Have you ever been on an obstacle course and felt sidelined by one of the obstacles and had to jump off the path? Last week in our blog, I shared living a blue life, and today here are the five areas of a Blue Zone Life to Thrive. Does your life feel like an obstacle course? You just want things to be a bit smoother? Isn’t it time to take your life easy without any obstacles?
What’s on the path that overwhelms you? The height of a wall? Being solo on the journey? There’s water and you’re not a swimmer? Or you’re so done with pushing yourself!
No one wants to be in the red, and wouldn’t you rather be in the blue, yes a blue life! There are two things that contribute to your success. Being in the right place at the right time and having the confidence to handle whatever comes your way is definitely being in the blue! Yet, contrary to your success, there are a few factors to master, so you can always be in the Blue.
Yes, I’m talking about blue elixirs. How much do they cost? Hopefully, when they taste good you’ll consume and if they don’t, you’ll take it anyway. I’m sure you’ve heard about the places around the globe where both men and women live to be centenarians, not just aging seniors but vibrant active centenarians. They live in international communities where the local services provided are all you need to live a rich blue life. These are Blue Zones, which author and researcher, Dan Buettner looked for the common lifestyle links around the globe and identified locations described as longevity hotspots. They are in Okinawa, Japan; Icaria, Greece; Sardinia, Italy; and Nicoya, Costa Rica. Are you noticing a pattern here?
How do you respond when you’re called out at work?
Two bricklayers are working alongside one another at a building site. A man walks by and asks one of them what they’re doing.
The first bricklayer replies, “I don’t know and I don’t care. All I do is slap this crummy mortar on these crummy bricks and pile them up in a crummy line.”
The other bricklayer smiles, proudly proclaiming, “I’m helping to build the new cathedral.” We’ve all met people who focus on the “what” they’re doing instead of the “why” they’re doing it. It’s difficult to feel passionate about something when we’re missing the meaning behind what we’re doing and why we’re here.
So why are we here? What’s your purpose?

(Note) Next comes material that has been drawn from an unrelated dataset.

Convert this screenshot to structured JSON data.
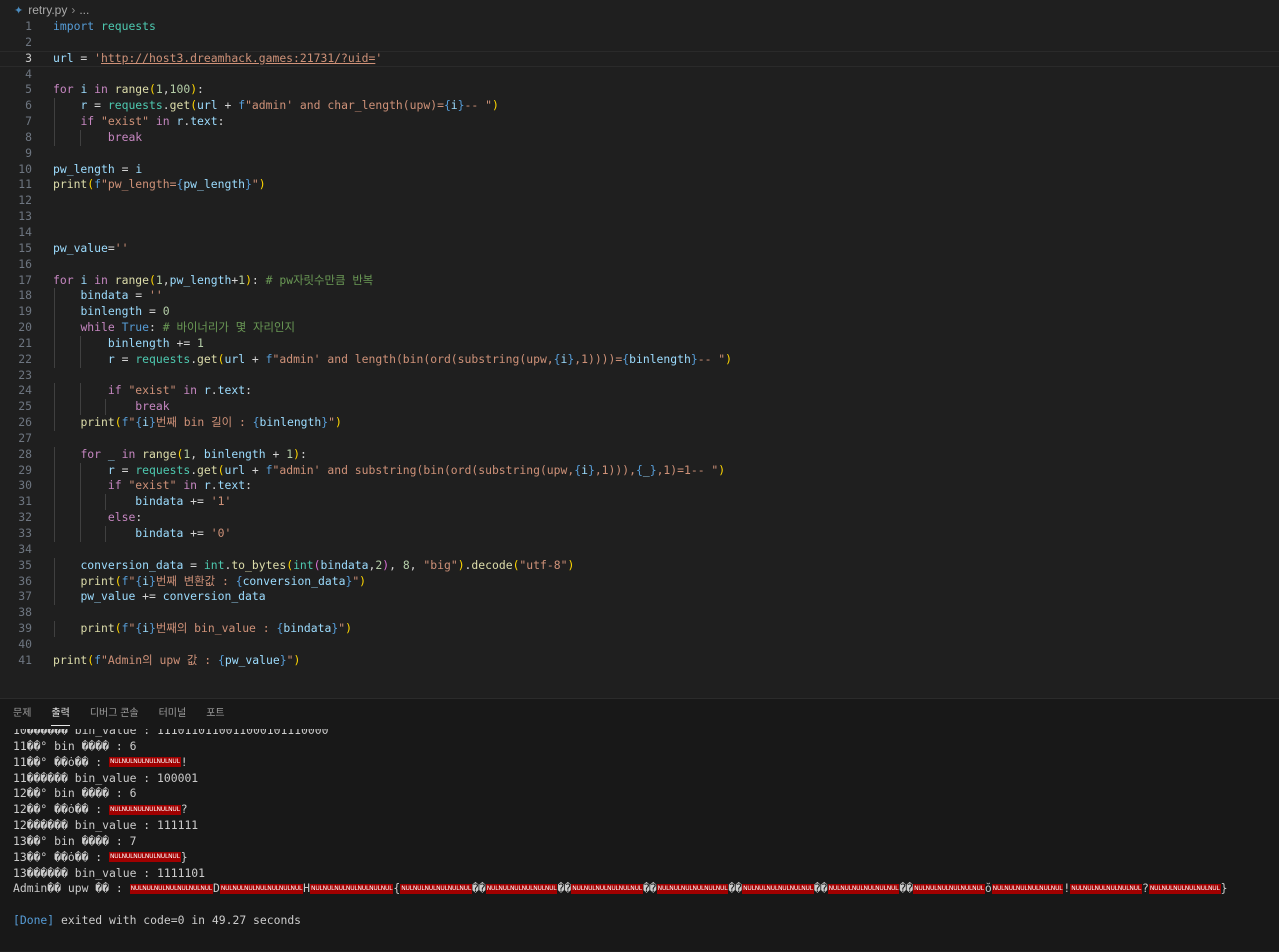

How a person defines purpose has as much to do with his or her mindset as it does with personal, philosophical, cultural, religious and scientific beliefs.
The Purpose of Knowing Your Purpose Defining purpose in work, life and business is not about the daily tasks, it’s about the reason for the tasks in the first place – the why, not the what. Discovering purpose allows a person to create the vision behind the tasks, and knowing that vision can dramatically change results.
For example, a chef’s purpose is not to cook food – that’s a task. The reason for this task is…
Were you enjoying a Memorial Day cookout with friends? I had the pleasure of visiting with friends I previously worked with. A few of the friends have moved on to the next stage of their lives. The lucky ones said yeah, we’re in retirement. Some by their own choice and others because their position was eliminated and they haven’t found another job yet. The common conversation that came up, how are you feeling about this new chapter? Have you heard from former colleagues?
Life in Paradise
One friend I’ve known over 30 years, it doesn’t seem possible! l asked a few questions about a number of things that have changed in her life. I thought Anna was happy in retirement. She lived in paradise, or a wonderful community in Florida. She’s been a snowbird for the past ten years. This visit was different than previously. She recently stopped her northern snowbird travels.
Can you separate your feelings toward your career and your life outside work? That’s an odd question and I know whatever you’re not happy about at work carries over home. Equally I’ve found many who feel disconnected from their work can’t describe how they feel other than throwing their hands in the air. Why is that? It’s because they’ve learned to cut off their emotions and bury them for so long they can’t describe what emotions they have. Does your career force you into a Jekyll & Hyde personality to cut off your feelings to survive?
What makes your day? What’s your reason for getting through the day? The satisfaction that you’ve done your work and you’re comfortable. You stop thinking about how to manage the rest of your life with ease, it’s not possible now.
Are you driven with purpose? Does the structure of your day provide comfort to know what’s possible? Or are you kidding yourself and can’t think about anything until later and can’t even say when later is?